In case you missed it, yesterday we talked about the importance of showing errors up front. Today, efficiency and flexibility.
Have you ever noticed how Airbnb allows you to quickly scan homes, look at the price, rating and check photos? You don't actually have to click on the rental or open up multiple tabs to check out each item, the platform is flexible, therefore, it’s flexible for the user.
Flexibility doesn’t just follow a linear path, it's about knowing your customers and giving flexibility for different customer intents. So, while one customer intent might be to just browse a website and see what they sell, another customer intent might be to buy a specific product.
Now when it comes to efficiency, how do you make it easy for those different customer intents to fulfill their tasks? If someone wants to browse how do you make it easy for them? If someone wants to book a movie ticket, how do you make it easy for them to view the movie times?

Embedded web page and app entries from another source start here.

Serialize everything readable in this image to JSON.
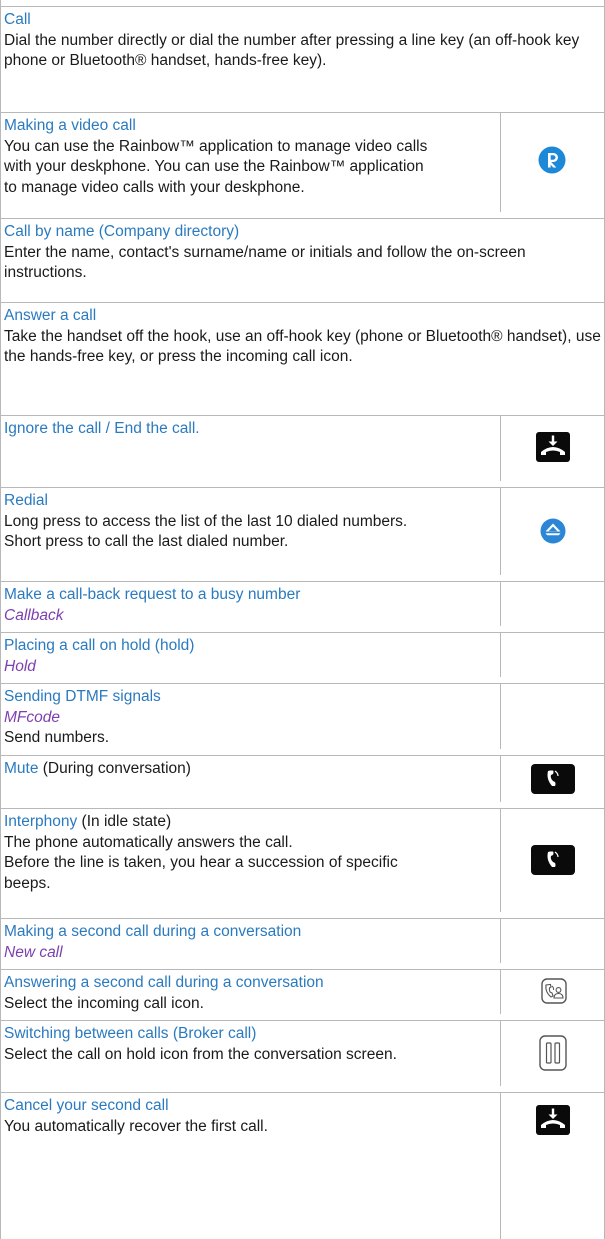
{
  "rows": [
    {
      "title": "Call",
      "body": [
        "Dial the number directly or dial the number after pressing a line key (an off-hook key phone or Bluetooth® handset, hands-free key)."
      ]
    },
    {
      "title": "Making a video call",
      "body": [
        "You can use the Rainbow™ application to manage video calls with your deskphone. You can use the Rainbow™ application to manage video calls with your deskphone."
      ],
      "icon": "rainbow-r-icon"
    },
    {
      "title": "Call by name (Company directory)",
      "body": [
        "Enter the name, contact's surname/name or initials and follow the on-screen instructions."
      ]
    },
    {
      "title": "Answer a call",
      "body": [
        "Take the handset off the hook, use an off-hook key (phone or Bluetooth® handset), use the hands-free key, or press the incoming call icon."
      ]
    },
    {
      "title": "Ignore the call / End the call.",
      "icon": "hang-up-icon"
    },
    {
      "title": "Redial",
      "body": [
        "Long press to access the list of the last 10 dialed numbers.",
        "Short press to call the last dialed number."
      ],
      "icon": "redial-icon"
    },
    {
      "title": "Make a call-back request to a busy number",
      "softkey": "Callback"
    },
    {
      "title": "Placing a call on hold (hold)",
      "softkey": "Hold"
    },
    {
      "title": "Sending DTMF signals",
      "softkey": "MFcode",
      "body": [
        "Send numbers."
      ]
    },
    {
      "title": "Mute",
      "note": " (During conversation)",
      "icon": "mute-key-icon"
    },
    {
      "title": "Interphony",
      "note": " (In idle state)",
      "body": [
        "The phone automatically answers the call.",
        "Before the line is taken, you hear a succession of specific beeps."
      ],
      "icon": "interphony-key-icon"
    },
    {
      "title": "Making a second call during a conversation",
      "softkey": "New call"
    },
    {
      "title": "Answering a second call during a conversation",
      "body": [
        "Select the incoming call icon."
      ],
      "icon": "incoming-call-icon"
    },
    {
      "title": "Switching between calls (Broker call)",
      "body": [
        "Select the call on hold icon from the conversation screen."
      ],
      "icon": "hold-icon"
    },
    {
      "title": "Cancel your second call",
      "body": [
        "You automatically recover the first call."
      ],
      "icon": "hang-up-icon"
    }
  ],
  "colors": {
    "title": "#2a7ac0",
    "softkey": "#7c3fb0",
    "rainbow": "#1e88d8",
    "redial": "#2b86d6",
    "grid": "#b8b8b8"
  }
}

Here’s a great example of a customer browsing and buying a movie ticket. They scan the app for the movie they want to see, and on the same screen, they can select the day, time, book and pay. So many user journeys addressed, in an efficient way.
So, to recap, customers have different intents when it comes to online behaviour, some want to browse, others want to buy. You need to think about all customer intents and make the experience efficient and flexible for the user.

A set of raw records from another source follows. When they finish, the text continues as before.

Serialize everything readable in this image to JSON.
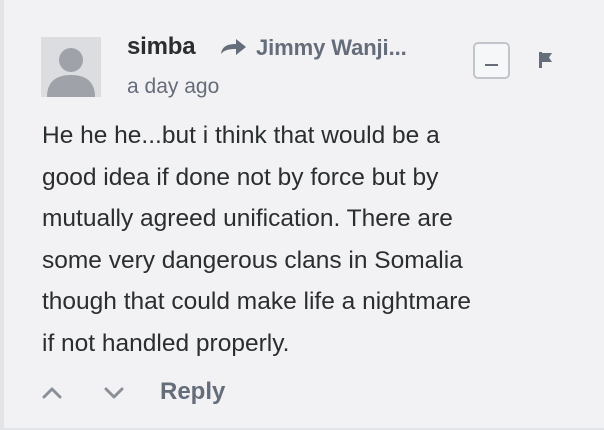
{
  "comment": {
    "author": "simba",
    "in_reply_to": "Jimmy Wanji...",
    "timestamp": "a day ago",
    "message_lines": [
      "He he he...but i think that would be a",
      "good idea if done not by force but by",
      "mutually agreed unification. There are",
      "some very dangerous clans in Somalia",
      "though that could make life a nightmare",
      "if not handled properly."
    ]
  },
  "actions": {
    "reply_label": "Reply"
  },
  "icons": {
    "avatar": "default-avatar-icon",
    "reply_arrow": "reply-arrow-icon",
    "collapse": "minus-icon",
    "flag": "flag-icon",
    "upvote": "chevron-up-icon",
    "downvote": "chevron-down-icon"
  },
  "colors": {
    "background": "#f2f2f4",
    "text": "#2a2e2e",
    "muted": "#656c7a",
    "avatar_bg": "#dcdde0",
    "avatar_fg": "#9fa2a8"
  }
}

Tomorrow, UX Principle #9 - consistency, clarity and standards. Stay tuned.
A major shift in the digital landscape is happening and an increasing number of companies are focusing on their users’ digital experiences.

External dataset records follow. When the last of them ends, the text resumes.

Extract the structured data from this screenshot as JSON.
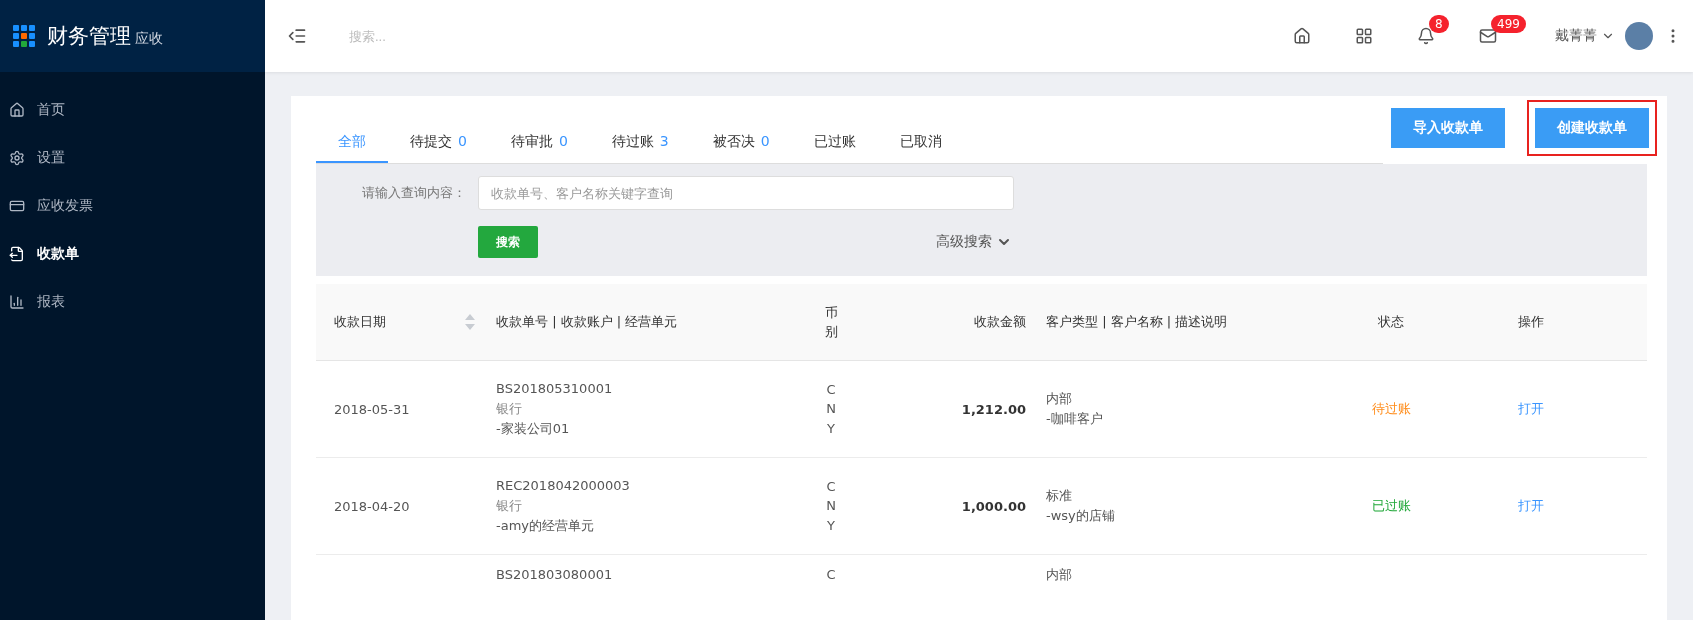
{
  "sidebar": {
    "brand": "财务管理",
    "module": "应收",
    "items": [
      {
        "label": "首页",
        "selected": false
      },
      {
        "label": "设置",
        "selected": false
      },
      {
        "label": "应收发票",
        "selected": false
      },
      {
        "label": "收款单",
        "selected": true
      },
      {
        "label": "报表",
        "selected": false
      }
    ]
  },
  "header": {
    "search_placeholder": "搜索...",
    "notifications": "8",
    "messages": "499",
    "user": "戴菁菁"
  },
  "tabs": [
    {
      "label": "全部",
      "selected": true
    },
    {
      "label": "待提交",
      "count": "0",
      "selected": false
    },
    {
      "label": "待审批",
      "count": "0",
      "selected": false
    },
    {
      "label": "待过账",
      "count": "3",
      "selected": false
    },
    {
      "label": "被否决",
      "count": "0",
      "selected": false
    },
    {
      "label": "已过账",
      "selected": false
    },
    {
      "label": "已取消",
      "selected": false
    }
  ],
  "actions": [
    {
      "label": "导入收款单",
      "highlighted": false
    },
    {
      "label": "创建收款单",
      "highlighted": true
    }
  ],
  "search": {
    "label": "请输入查询内容：",
    "placeholder": "收款单号、客户名称关键字查询",
    "button": "搜索",
    "advanced": "高级搜索"
  },
  "table": {
    "columns": [
      "收款日期",
      "收款单号 | 收款账户 | 经营单元",
      "币别",
      "收款金额",
      "客户类型 | 客户名称 | 描述说明",
      "状态",
      "操作"
    ],
    "rows": [
      {
        "date": "2018-05-31",
        "number": "BS201805310001",
        "account": "银行",
        "unit": "-家装公司01",
        "currency": "CNY",
        "amount": "1,212.00",
        "customer_type": "内部",
        "customer": "-咖啡客户",
        "status": "待过账",
        "color": "#ff8c1a",
        "action": "打开"
      },
      {
        "date": "2018-04-20",
        "number": "REC2018042000003",
        "account": "银行",
        "unit": "-amy的经营单元",
        "currency": "CNY",
        "amount": "1,000.00",
        "customer_type": "标准",
        "customer": "-wsy的店铺",
        "status": "已过账",
        "color": "#22a83a",
        "action": "打开"
      },
      {
        "number": "BS201803080001",
        "currency": "C",
        "customer_type": "内部"
      }
    ]
  }
}
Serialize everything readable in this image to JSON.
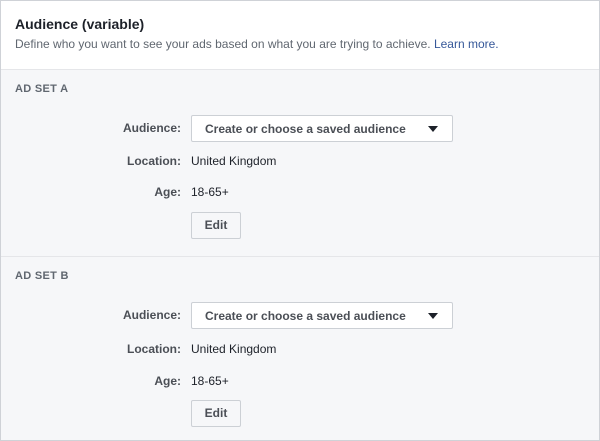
{
  "header": {
    "title": "Audience (variable)",
    "description": "Define who you want to see your ads based on what you are trying to achieve.",
    "learn_more": "Learn more."
  },
  "ad_sets": [
    {
      "title": "AD SET A",
      "audience_label": "Audience:",
      "audience_dropdown": "Create or choose a saved audience",
      "location_label": "Location:",
      "location_value": "United Kingdom",
      "age_label": "Age:",
      "age_value": "18-65+",
      "edit_label": "Edit"
    },
    {
      "title": "AD SET B",
      "audience_label": "Audience:",
      "audience_dropdown": "Create or choose a saved audience",
      "location_label": "Location:",
      "location_value": "United Kingdom",
      "age_label": "Age:",
      "age_value": "18-65+",
      "edit_label": "Edit"
    }
  ],
  "colors": {
    "link": "#365899",
    "section_background": "#f6f7f9",
    "border": "#ccd0d5"
  },
  "icons": {
    "dropdown_caret": "caret-down-icon"
  }
}
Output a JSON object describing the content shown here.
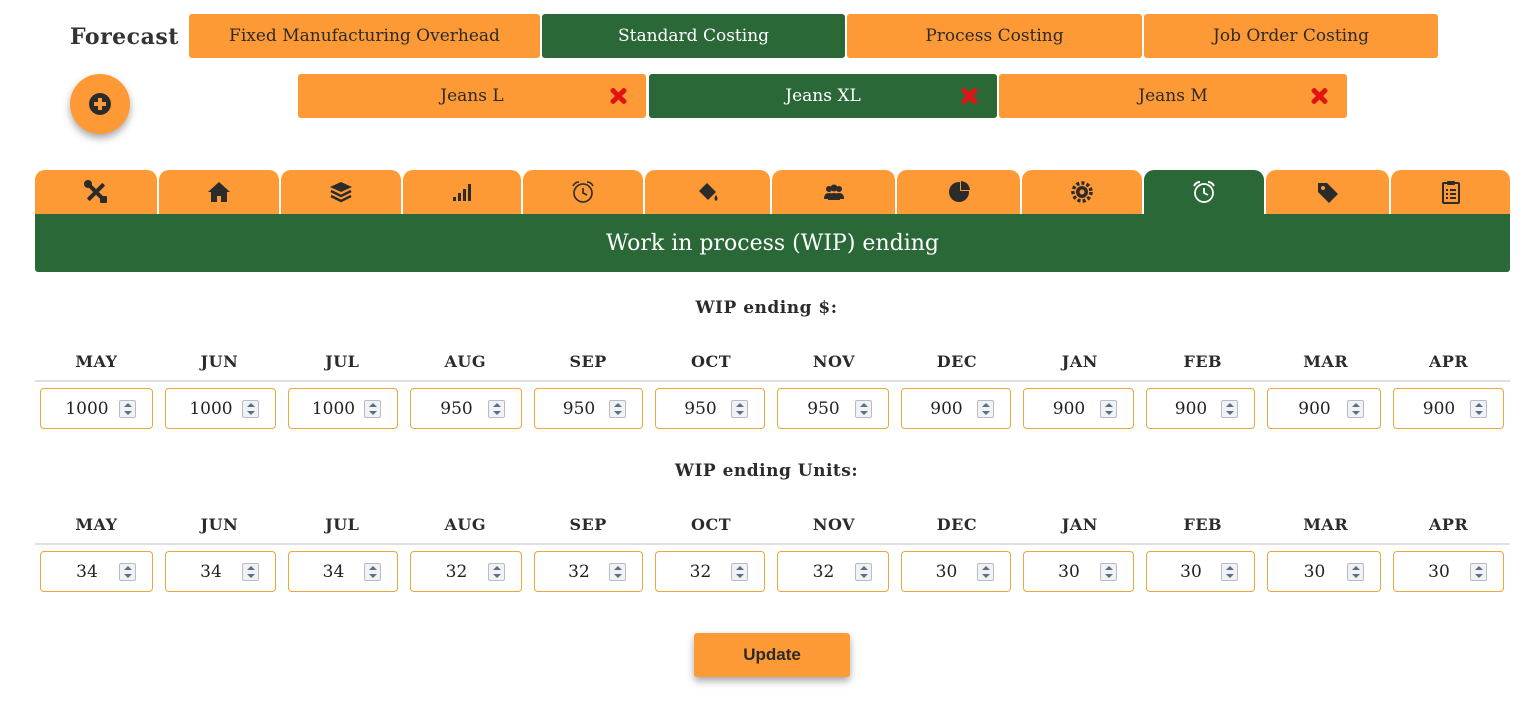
{
  "app": {
    "title": "Forecast"
  },
  "top_tabs": [
    {
      "label": "Fixed Manufacturing Overhead",
      "active": false
    },
    {
      "label": "Standard Costing",
      "active": true
    },
    {
      "label": "Process Costing",
      "active": false
    },
    {
      "label": "Job Order Costing",
      "active": false
    }
  ],
  "add_button": {
    "icon": "plus-circle-icon"
  },
  "products": [
    {
      "label": "Jeans L",
      "active": false,
      "close_icon": "close-x-icon"
    },
    {
      "label": "Jeans XL",
      "active": true,
      "close_icon": "close-x-icon"
    },
    {
      "label": "Jeans M",
      "active": false,
      "close_icon": "close-x-icon"
    }
  ],
  "nav_tabs": [
    {
      "icon": "tools-icon",
      "active": false
    },
    {
      "icon": "home-icon",
      "active": false
    },
    {
      "icon": "layers-icon",
      "active": false
    },
    {
      "icon": "signal-bars-icon",
      "active": false
    },
    {
      "icon": "alarm-clock-outline-icon",
      "active": false
    },
    {
      "icon": "paint-bucket-icon",
      "active": false
    },
    {
      "icon": "users-icon",
      "active": false
    },
    {
      "icon": "pie-chart-icon",
      "active": false
    },
    {
      "icon": "gear-icon",
      "active": false
    },
    {
      "icon": "alarm-clock-icon",
      "active": true
    },
    {
      "icon": "price-tag-icon",
      "active": false
    },
    {
      "icon": "clipboard-icon",
      "active": false
    }
  ],
  "section": {
    "title": "Work in process (WIP) ending"
  },
  "wip_dollars": {
    "title": "WIP ending $:",
    "months": [
      "MAY",
      "JUN",
      "JUL",
      "AUG",
      "SEP",
      "OCT",
      "NOV",
      "DEC",
      "JAN",
      "FEB",
      "MAR",
      "APR"
    ],
    "values": [
      "1000",
      "1000",
      "1000",
      "950",
      "950",
      "950",
      "950",
      "900",
      "900",
      "900",
      "900",
      "900"
    ]
  },
  "wip_units": {
    "title": "WIP ending Units:",
    "months": [
      "MAY",
      "JUN",
      "JUL",
      "AUG",
      "SEP",
      "OCT",
      "NOV",
      "DEC",
      "JAN",
      "FEB",
      "MAR",
      "APR"
    ],
    "values": [
      "34",
      "34",
      "34",
      "32",
      "32",
      "32",
      "32",
      "30",
      "30",
      "30",
      "30",
      "30"
    ]
  },
  "update_button": {
    "label": "Update"
  },
  "colors": {
    "accent": "#fd9a35",
    "active": "#2b6838",
    "close": "#e41313",
    "input_border": "#e8a83a"
  }
}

When was the last time you downloaded a song? Did you excitedly watch the status of your download while you waited? That progress indicator you were watching was a microinteraction, my friend! As you may already know, with great user experience and user interface design “the devil is in the details.” You can’t have an amazing digital experience if the details aren’t thought through and executed well. If microinteractions are designed successfully, they make a mediocre experience great, memorable and leave users wanting to return.
People often ask "what does good UX look like?". More often than not, people argue it’s how it looks, especially in the Gulf region which is not as digitally mature. Other people say it’s how it works, which is partly true, but again, not the right answer. Yes, design and functionality are important, but we're here to let you in on a little secret: good UX is about how it makes you FEEL.